Data records for software interfaces:
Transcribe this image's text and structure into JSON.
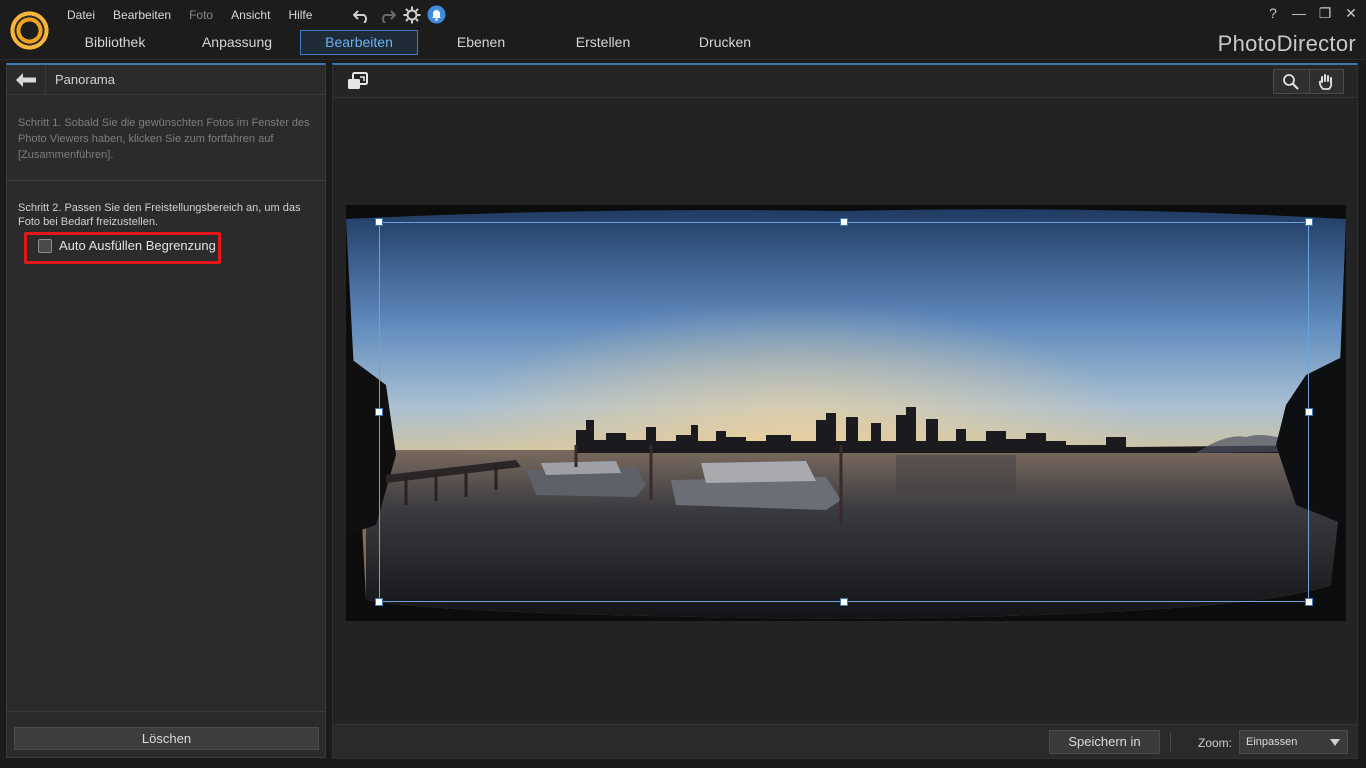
{
  "menu": {
    "items": [
      {
        "label": "Datei",
        "enabled": true
      },
      {
        "label": "Bearbeiten",
        "enabled": true
      },
      {
        "label": "Foto",
        "enabled": false
      },
      {
        "label": "Ansicht",
        "enabled": true
      },
      {
        "label": "Hilfe",
        "enabled": true
      }
    ]
  },
  "window": {
    "help": "?",
    "minimize": "—",
    "maximize": "❐",
    "close": "✕"
  },
  "brand": {
    "name": "PhotoDirector"
  },
  "tabs": [
    {
      "label": "Bibliothek",
      "active": false
    },
    {
      "label": "Anpassung",
      "active": false
    },
    {
      "label": "Bearbeiten",
      "active": true
    },
    {
      "label": "Ebenen",
      "active": false
    },
    {
      "label": "Erstellen",
      "active": false
    },
    {
      "label": "Drucken",
      "active": false
    }
  ],
  "panel": {
    "title": "Panorama",
    "step1": "Schritt 1. Sobald Sie die gewünschten Fotos im Fenster des Photo Viewers haben, klicken Sie zum fortfahren auf [Zusammenführen].",
    "step2": "Schritt 2. Passen Sie den Freistellungsbereich an, um das Foto bei Bedarf freizustellen.",
    "checkbox_label": "Auto Ausfüllen Begrenzung",
    "checkbox_checked": false,
    "delete_label": "Löschen"
  },
  "viewer": {
    "save_label": "Speichern in",
    "zoom_label": "Zoom:",
    "zoom_value": "Einpassen"
  },
  "colors": {
    "accent": "#3d7ec5",
    "highlight": "#e5161a",
    "active_tab_text": "#6db0ee"
  }
}
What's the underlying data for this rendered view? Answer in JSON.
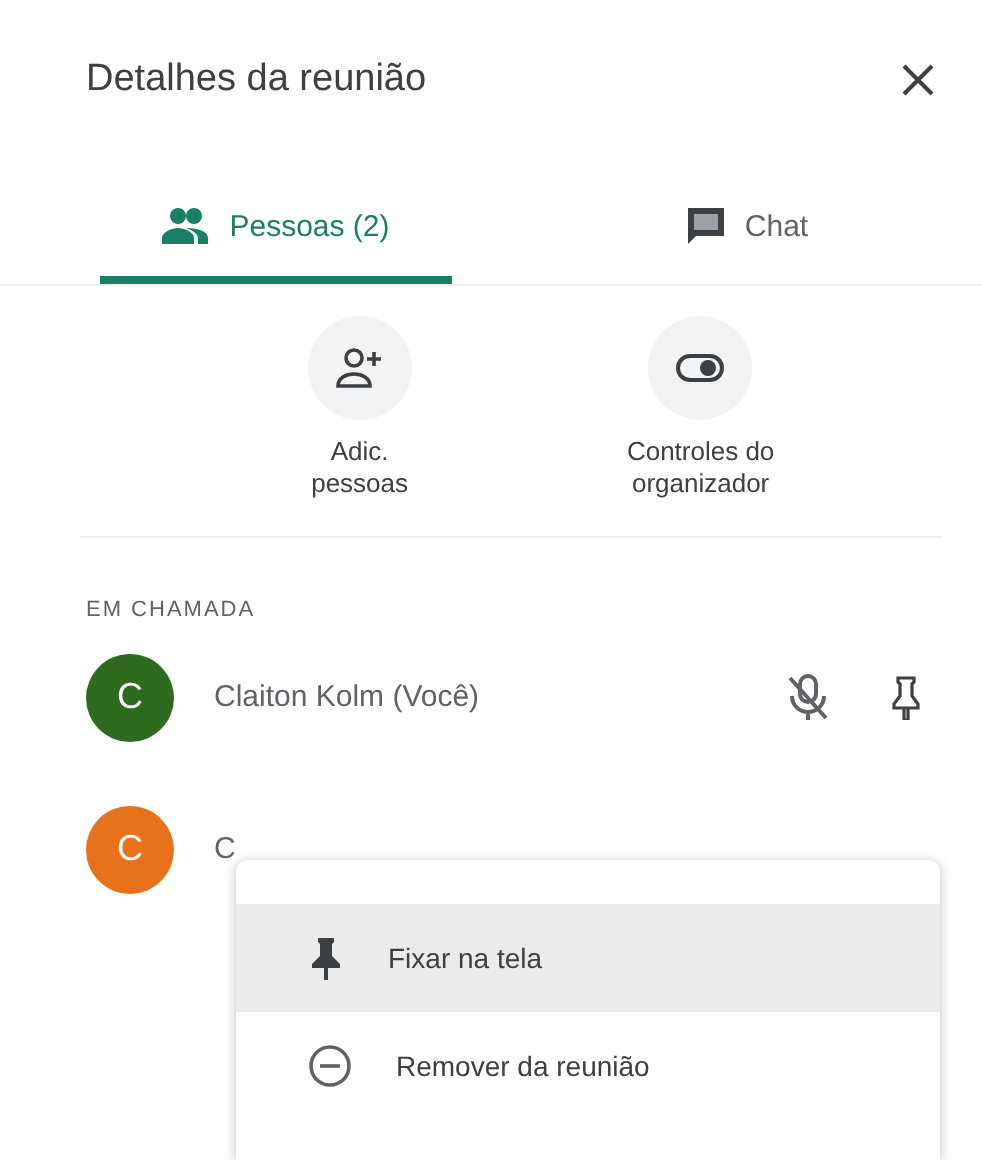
{
  "panel": {
    "title": "Detalhes da reunião"
  },
  "tabs": [
    {
      "kind": "people",
      "label": "Pessoas (2)",
      "selected": true
    },
    {
      "kind": "chat",
      "label": "Chat",
      "selected": false
    }
  ],
  "actions": [
    {
      "kind": "add-person",
      "label": "Adic.\npessoas"
    },
    {
      "kind": "toggle",
      "label": "Controles do\norganizador"
    }
  ],
  "section": {
    "heading": "EM CHAMADA"
  },
  "participants": [
    {
      "initial": "C",
      "name": "Claiton Kolm (Você)",
      "color": "#2e6b1f",
      "muted": true,
      "pin_button": true
    },
    {
      "initial": "C",
      "name": "C",
      "color": "#e8711c",
      "muted": false,
      "pin_button": false
    }
  ],
  "menu": {
    "items": [
      {
        "kind": "pin",
        "label": "Fixar na tela",
        "selected": true
      },
      {
        "kind": "remove",
        "label": "Remover da reunião",
        "selected": false
      }
    ]
  }
}
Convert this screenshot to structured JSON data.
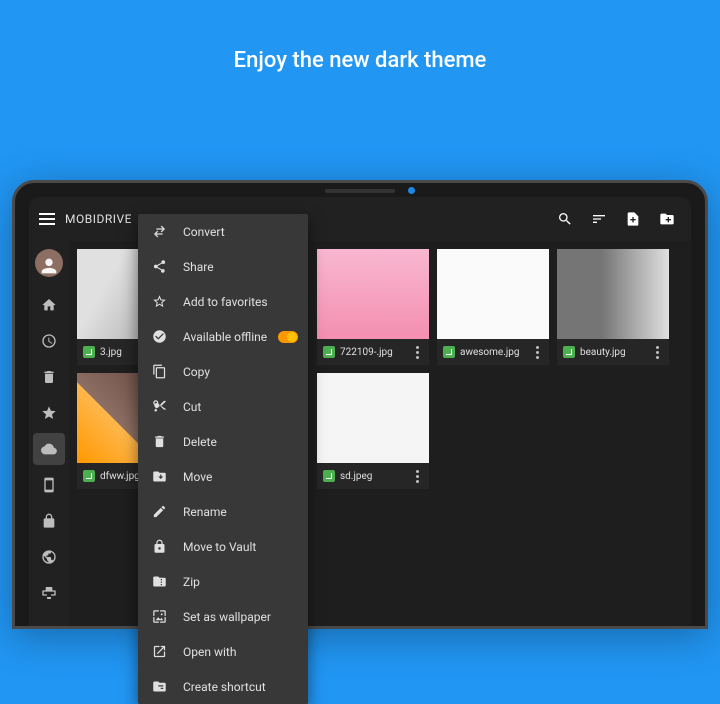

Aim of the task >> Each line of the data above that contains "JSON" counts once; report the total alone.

Task response >> 3